Wicks previously worked as an academic counselor at the University of Louisville and holds an M.A. in Teaching English to Speakers of Other Languages (TESOL). She joined the staff in August, excited about helping to build a new program.
“I think that’s the appeal for a lot of the advisors who got hired. They’re going to have a lot more say and input in the advising model than we would if we had gone into one that was already created,” she said.
She’s especially proud of how the team handled the add/drop deadline, given the sheer number of students who needed assistance in a short window of time.
During that period, Wicks was “averaging 90 emails a day from students asking about their schedules,” she said. “It was hard to get them that info and also build a relationship with them. But that’s really our role.”
Jennifer Giorgio worked at Fordham College at Lincoln Center for over a decade and jumped at the opportunity to be part of a new system, as an advisor at Fordham College at Rose Hill. She now advises students majoring in biology, chemistry, psychology, and social work, along with some undecided students.
“I have students asking me about a variety of things, like counseling services, tutoring, or even things like, ‘Where do I buy my textbooks, or I set up my printer?’” she said.
“I’ve presented myself as the person who they can turn to and will connect them to resources around campus.”
Taking a Holistic Approach
The new system emerged from the work of an 18-member task force that convened in 2020, as well as from feedback solicited throughout the spring of 2022 from a wide spectrum of the University community. Rachel Annunziato, Ph.D., a professor of psychology and associate dean for strategic initiatives at Fordham College at Rose Hill, co-chaired the task force along with Martin DiGrandi, Ph.D., chair of the natural sciences department at Fordham College at Lincoln Center.
The group took stock of the advising system, researched approaches at other Jesuit institutions and at peer institutions, and reviewed recommendations from professional societies focused on academic advising and student success.

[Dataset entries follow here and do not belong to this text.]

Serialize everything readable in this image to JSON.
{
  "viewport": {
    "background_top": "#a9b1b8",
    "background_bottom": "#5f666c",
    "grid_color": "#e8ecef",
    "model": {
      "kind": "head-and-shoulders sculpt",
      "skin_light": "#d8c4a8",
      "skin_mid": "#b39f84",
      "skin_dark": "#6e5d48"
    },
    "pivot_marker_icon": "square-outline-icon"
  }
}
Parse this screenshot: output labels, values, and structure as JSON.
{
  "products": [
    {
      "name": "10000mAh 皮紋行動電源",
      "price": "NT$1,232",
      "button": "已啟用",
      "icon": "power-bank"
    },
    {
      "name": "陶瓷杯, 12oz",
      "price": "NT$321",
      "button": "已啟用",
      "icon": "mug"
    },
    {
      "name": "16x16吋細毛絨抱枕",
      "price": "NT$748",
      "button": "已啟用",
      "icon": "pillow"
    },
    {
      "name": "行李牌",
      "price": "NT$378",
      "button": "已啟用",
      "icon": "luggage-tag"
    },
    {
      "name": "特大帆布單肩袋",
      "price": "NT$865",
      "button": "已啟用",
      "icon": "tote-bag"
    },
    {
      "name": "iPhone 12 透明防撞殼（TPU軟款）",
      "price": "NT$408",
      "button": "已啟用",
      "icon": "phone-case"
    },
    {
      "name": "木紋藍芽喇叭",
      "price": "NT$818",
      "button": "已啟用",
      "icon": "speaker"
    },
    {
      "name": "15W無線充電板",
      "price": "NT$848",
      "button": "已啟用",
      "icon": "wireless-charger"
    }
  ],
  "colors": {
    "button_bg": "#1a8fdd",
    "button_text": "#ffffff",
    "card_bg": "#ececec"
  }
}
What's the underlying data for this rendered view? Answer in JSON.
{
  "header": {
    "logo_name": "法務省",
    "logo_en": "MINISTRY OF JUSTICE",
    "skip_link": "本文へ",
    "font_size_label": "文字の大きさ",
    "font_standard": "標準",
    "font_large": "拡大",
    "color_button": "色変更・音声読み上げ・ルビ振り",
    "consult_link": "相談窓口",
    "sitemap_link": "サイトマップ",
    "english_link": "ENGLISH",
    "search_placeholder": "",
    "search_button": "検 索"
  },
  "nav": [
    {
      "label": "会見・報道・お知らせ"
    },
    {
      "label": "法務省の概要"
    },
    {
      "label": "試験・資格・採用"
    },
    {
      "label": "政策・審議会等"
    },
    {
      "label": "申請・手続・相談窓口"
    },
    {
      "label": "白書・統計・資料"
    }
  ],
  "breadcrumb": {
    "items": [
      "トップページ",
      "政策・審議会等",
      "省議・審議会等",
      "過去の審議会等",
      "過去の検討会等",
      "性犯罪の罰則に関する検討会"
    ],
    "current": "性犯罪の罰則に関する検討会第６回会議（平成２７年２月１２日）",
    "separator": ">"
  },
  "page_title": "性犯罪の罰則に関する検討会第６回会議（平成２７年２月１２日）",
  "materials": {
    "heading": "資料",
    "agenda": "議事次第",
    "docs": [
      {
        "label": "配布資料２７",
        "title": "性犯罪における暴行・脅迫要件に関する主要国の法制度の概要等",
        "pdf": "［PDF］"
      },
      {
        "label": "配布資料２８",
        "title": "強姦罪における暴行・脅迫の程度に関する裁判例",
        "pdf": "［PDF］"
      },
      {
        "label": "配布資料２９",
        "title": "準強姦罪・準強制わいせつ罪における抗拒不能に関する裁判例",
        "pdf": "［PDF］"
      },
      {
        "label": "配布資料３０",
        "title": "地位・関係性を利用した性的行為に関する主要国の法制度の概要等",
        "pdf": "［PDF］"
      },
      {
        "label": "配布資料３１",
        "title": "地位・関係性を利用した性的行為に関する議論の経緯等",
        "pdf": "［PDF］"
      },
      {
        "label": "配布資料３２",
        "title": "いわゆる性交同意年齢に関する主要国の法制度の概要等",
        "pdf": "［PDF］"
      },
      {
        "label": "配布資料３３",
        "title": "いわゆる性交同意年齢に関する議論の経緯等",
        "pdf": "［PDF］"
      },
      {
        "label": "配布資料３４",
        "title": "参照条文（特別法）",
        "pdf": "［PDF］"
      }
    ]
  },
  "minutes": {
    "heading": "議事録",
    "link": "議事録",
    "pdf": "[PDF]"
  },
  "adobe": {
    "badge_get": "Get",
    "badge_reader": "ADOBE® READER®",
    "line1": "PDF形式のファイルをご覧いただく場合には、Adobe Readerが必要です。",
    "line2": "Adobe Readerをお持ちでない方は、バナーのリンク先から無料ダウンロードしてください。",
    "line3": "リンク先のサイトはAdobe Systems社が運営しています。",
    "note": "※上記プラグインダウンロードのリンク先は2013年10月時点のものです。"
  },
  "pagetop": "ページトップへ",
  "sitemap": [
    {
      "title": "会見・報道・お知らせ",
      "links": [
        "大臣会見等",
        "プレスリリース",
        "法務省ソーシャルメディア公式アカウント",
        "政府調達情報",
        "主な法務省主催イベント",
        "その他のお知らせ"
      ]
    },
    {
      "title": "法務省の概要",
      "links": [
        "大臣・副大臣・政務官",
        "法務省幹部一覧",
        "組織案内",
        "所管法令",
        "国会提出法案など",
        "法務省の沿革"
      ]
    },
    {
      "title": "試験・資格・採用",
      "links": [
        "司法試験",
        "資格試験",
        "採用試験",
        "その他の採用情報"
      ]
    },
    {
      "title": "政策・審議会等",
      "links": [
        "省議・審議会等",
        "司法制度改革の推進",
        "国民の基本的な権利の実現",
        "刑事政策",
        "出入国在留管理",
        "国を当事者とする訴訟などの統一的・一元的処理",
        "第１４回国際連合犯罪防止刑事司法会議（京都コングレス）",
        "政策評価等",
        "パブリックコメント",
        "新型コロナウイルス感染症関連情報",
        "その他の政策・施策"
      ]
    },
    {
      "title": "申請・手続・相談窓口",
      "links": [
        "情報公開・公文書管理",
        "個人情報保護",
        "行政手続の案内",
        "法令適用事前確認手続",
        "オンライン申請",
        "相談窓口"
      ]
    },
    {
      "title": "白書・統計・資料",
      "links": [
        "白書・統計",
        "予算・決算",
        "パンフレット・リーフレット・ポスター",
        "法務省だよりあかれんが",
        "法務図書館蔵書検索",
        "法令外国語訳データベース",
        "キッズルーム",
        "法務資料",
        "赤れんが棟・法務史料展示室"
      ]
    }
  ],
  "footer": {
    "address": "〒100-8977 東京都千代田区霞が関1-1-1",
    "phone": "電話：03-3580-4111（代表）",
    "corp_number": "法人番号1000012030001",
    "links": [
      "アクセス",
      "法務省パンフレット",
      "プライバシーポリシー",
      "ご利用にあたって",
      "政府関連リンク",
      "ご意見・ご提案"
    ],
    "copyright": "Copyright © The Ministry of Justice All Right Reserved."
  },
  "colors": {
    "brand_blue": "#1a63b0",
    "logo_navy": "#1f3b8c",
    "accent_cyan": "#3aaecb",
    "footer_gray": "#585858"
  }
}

Annunziato noted that most universities have embraced the “professional advising” model that Fordham’s new model is based on.
“Across the board on the task force, the most important thing we were looking at was, ‘How could we serve students’ needs more holistically?’” she said.
There’s a real benefit for faculty as well, she said. As a core advisor, Annunziato used to help first-year students make sure they fulfilled their core curriculum requirements. She also advises students who have declared psychology as their major. She no longer has to advise non-psychology majors, and has more time to be an academic mentor to those who can benefit from her specific expertise.
“I think this is going to free me up more in the way of professional development and career development,” she said.
“It’s like a dream to be able to do these things with a partner who is overseeing all the logistics and transactions and is somebody the student has grown comfortable with.”
Improving Advising for All
The Class of 2026 isn’t the only one benefiting from the changes being made. At Fordham College at Lincoln Center, sophomores who would have normally bid adieu to Conor O’Kane, who served them last year as assistant dean for first-year students, can continue to work with him and his staff, since he has transitioned to the role of assistant dean for sophomores. The college has also created a new position called senior director of core advising, which is geared toward sophomores.
Mast said that Fordham College at Rose Hill has always had a strong advising system for sophomores, and noted that they will also benefit from an academic coaching program launched this fall.
“By helping students and connecting them to other resources, we are hoping to really support those sophomores. We are piloting this initiative with the expectation that it will help sophomores, and some juniors, reflect on their goals and strengthen their academic abilities.”